work as well. What I want to know from you is, has the aggregate
cost increased as a result of the fact we are borrowing it over
35 years rather than 30 years? Is it costing the taxpayer more
in the aggregate?
(Sir Andrew Turnbull) It is costing us less.
153. In the aggregate?
(Sir Andrew Turnbull) On a discounted basis.
Jon Trickett: I would be interested in that
calculation. No doubt the C&AG, if he is still looking at
the scheme, will be looking at that. Thank you, Chairman.
154. Would I be right in thinking, Sir Andrew,
that to a great extent this project is going to be a flagship
for PFI, and that if this went wrong effectively you would be
a dead man? That is a technical expression!
(Sir Andrew Turnbull) Let me say yes to the first
half and I will pass on the second half. There was no doubt that
the Treasury has an overall responsibility for PPP/PFI and in
its own project it is very important that it makes a success of
155. What difference did that pressure make
to the running of the project?
(Sir Andrew Turnbull) We put a lot of resources in
it and we had the resources of the Treasury Taskforce who worked
very extensively on this project.

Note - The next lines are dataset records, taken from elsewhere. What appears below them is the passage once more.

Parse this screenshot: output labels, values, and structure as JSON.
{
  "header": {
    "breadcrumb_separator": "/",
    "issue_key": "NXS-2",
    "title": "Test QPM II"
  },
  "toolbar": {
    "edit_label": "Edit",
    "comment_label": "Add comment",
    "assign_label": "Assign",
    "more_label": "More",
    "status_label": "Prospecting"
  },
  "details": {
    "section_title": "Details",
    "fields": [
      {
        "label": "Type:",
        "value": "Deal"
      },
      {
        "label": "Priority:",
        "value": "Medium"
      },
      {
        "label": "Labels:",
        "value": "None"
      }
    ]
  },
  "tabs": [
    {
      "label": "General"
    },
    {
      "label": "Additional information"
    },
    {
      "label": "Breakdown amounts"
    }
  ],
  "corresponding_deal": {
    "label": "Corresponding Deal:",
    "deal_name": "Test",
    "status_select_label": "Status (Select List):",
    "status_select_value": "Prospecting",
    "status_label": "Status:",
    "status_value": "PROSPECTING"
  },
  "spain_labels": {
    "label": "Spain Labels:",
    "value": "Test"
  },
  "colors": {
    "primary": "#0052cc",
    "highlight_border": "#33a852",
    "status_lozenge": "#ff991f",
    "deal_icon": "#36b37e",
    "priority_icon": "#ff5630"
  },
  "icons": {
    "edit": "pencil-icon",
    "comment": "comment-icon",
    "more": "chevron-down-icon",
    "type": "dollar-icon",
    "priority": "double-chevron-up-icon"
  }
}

156. What does that mean in practice?
(Sir Andrew Turnbull) Some quite senior and experienced
people were deployed from the Taskforce to work on this project.

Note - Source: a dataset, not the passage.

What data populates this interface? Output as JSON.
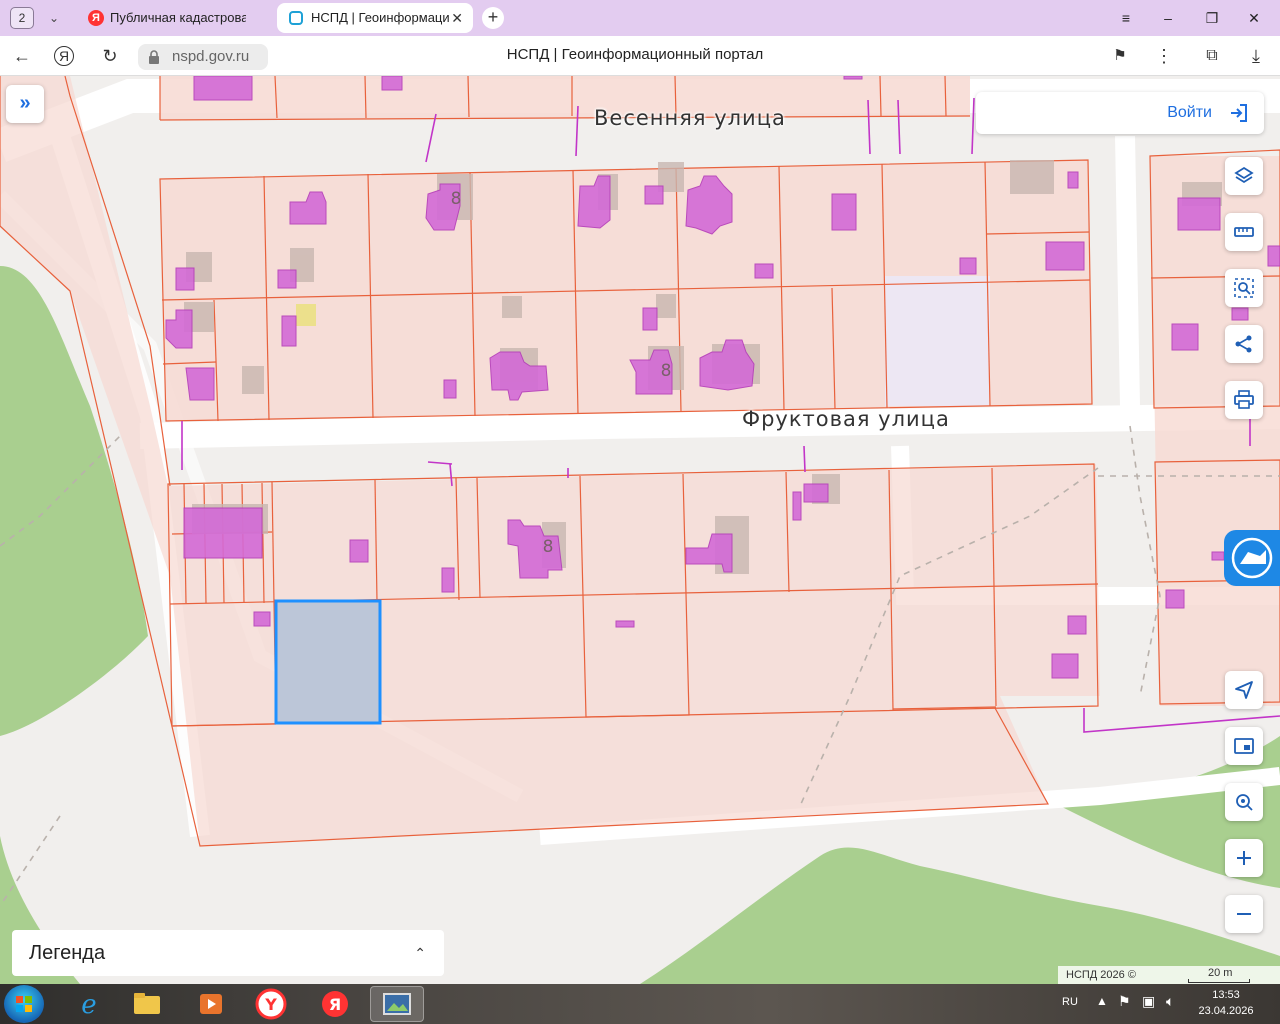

157. Would the quality of advice and the level
of seniority then not be available to the normal run-of-the-mill
departments who do this sort of work?
(Sir Andrew Turnbull) That is why we have set up PUK
to make sure it is, but it may not have always been in the past.
158. That is what I wanted to clarify. Is there
anything that is comparable to this in the way in which the financing
of PFI has been undertaken? I am trying to clarify just how unique
(Sir Andrew Turnbull) It was a first. There is one
other project currently going down this track, an MoD barracks
refurbishment. There have not been all that many projects which
it is suitable for. The MoD project was signed slightly before
this but the interesting thing about this report is it will change
perceptions and what will then be the response to the consultation
159. Is this the way things will be in the future?
(Sir Andrew Turnbull) I think the Chairman was trying
to manoeuvre us into the position of saying this was going to
be a minority taste. I do not know I want to accept that it is
for just a few projects here and there. It could become the norm
for large projects which are not too complicated , as discussed
somewhere in Chapter 2.
4 Note by witness: There was no due diligence
process between 1996 and July 1997 (when negotiations on the first
deal were halted). Although commerical heads of terms had been
agreed, arrangements for funding had not and were some way off.
It is not until potential funders are engaged that the question
of undertaking a due diligence process arises. Back